§ **TASK BRIEF**
Copy out each line of the material in which the word "title" can be found.

§ **DATA EXTRACT**
== Segment start ==

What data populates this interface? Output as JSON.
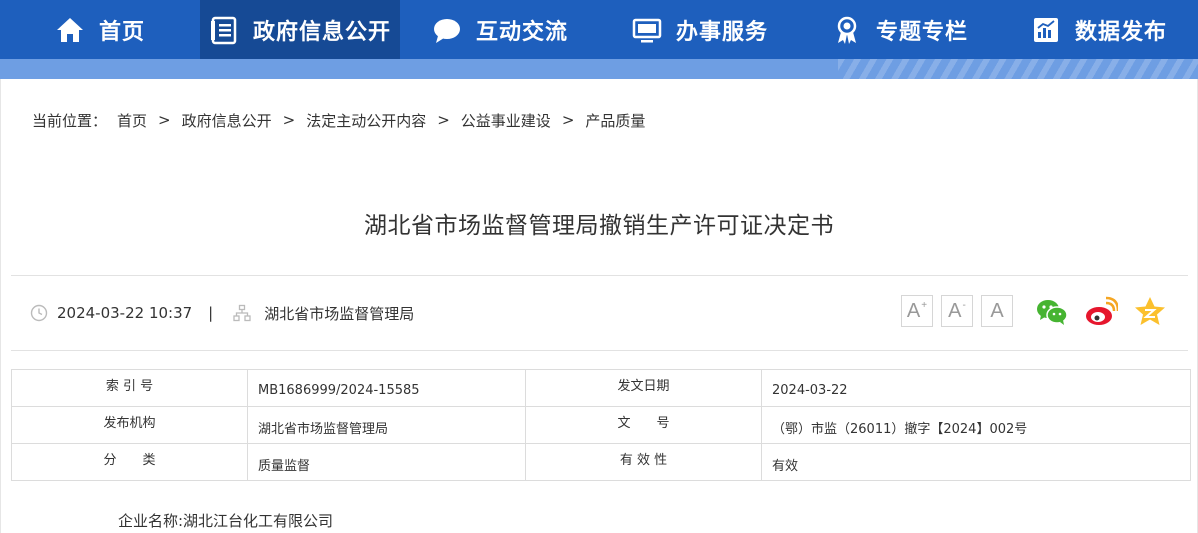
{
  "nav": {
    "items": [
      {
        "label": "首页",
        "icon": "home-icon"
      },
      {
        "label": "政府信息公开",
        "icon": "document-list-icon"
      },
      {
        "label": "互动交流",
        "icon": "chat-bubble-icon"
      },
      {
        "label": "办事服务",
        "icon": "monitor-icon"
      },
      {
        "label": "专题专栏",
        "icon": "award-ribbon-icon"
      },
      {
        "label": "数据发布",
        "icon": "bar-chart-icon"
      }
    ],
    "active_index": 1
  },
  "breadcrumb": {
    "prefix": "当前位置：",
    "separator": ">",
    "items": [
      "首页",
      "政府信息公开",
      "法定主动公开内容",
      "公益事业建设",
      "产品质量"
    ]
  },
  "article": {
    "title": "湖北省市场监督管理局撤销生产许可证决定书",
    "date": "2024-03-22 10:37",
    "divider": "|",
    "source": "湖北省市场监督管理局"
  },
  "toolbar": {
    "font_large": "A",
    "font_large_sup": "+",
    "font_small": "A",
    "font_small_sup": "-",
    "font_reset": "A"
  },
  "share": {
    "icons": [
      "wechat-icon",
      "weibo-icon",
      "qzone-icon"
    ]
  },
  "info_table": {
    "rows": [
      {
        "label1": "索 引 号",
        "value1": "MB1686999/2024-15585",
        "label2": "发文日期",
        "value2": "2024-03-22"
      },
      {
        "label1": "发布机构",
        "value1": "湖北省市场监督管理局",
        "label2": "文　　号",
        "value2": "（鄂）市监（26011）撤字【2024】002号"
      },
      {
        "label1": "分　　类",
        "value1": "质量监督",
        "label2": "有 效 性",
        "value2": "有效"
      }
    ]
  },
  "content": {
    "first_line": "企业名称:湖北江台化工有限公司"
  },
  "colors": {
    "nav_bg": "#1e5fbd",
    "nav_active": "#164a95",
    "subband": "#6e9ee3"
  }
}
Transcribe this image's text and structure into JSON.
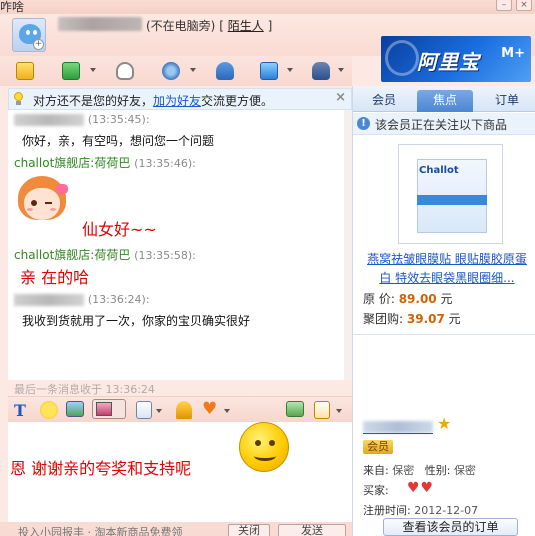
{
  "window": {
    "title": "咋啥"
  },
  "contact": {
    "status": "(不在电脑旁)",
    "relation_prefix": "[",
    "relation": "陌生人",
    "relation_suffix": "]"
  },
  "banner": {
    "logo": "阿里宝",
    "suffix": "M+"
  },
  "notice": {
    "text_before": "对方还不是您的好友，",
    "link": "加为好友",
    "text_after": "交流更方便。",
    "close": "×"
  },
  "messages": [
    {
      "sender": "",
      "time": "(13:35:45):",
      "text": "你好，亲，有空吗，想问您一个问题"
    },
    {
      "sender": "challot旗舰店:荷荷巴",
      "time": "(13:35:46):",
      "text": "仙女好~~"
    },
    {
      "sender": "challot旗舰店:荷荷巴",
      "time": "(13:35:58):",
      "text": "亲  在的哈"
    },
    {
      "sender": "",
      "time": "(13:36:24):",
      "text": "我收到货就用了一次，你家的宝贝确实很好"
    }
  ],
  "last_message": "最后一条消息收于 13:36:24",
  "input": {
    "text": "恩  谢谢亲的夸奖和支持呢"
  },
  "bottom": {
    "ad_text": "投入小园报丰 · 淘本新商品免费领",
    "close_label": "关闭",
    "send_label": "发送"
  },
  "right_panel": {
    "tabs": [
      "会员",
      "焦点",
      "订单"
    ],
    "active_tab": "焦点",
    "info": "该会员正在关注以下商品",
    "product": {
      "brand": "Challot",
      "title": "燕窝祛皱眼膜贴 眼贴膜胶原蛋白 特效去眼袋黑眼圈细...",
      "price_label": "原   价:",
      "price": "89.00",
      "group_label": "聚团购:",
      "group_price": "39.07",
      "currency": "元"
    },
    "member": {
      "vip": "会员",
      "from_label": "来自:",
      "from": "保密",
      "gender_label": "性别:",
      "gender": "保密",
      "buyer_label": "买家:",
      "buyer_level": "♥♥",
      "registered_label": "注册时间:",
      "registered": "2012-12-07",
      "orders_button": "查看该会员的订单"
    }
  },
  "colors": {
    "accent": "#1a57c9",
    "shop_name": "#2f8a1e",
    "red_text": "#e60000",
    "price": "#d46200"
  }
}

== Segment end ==

§ **TASK RESPONSE**
    "title": "湖北省市场监督管理局撤销生产许可证决定书",
    "title": "咋啥"
      "title": "燕窝祛皱眼膜贴 眼贴膜胶原蛋白 特效去眼袋黑眼圈细...",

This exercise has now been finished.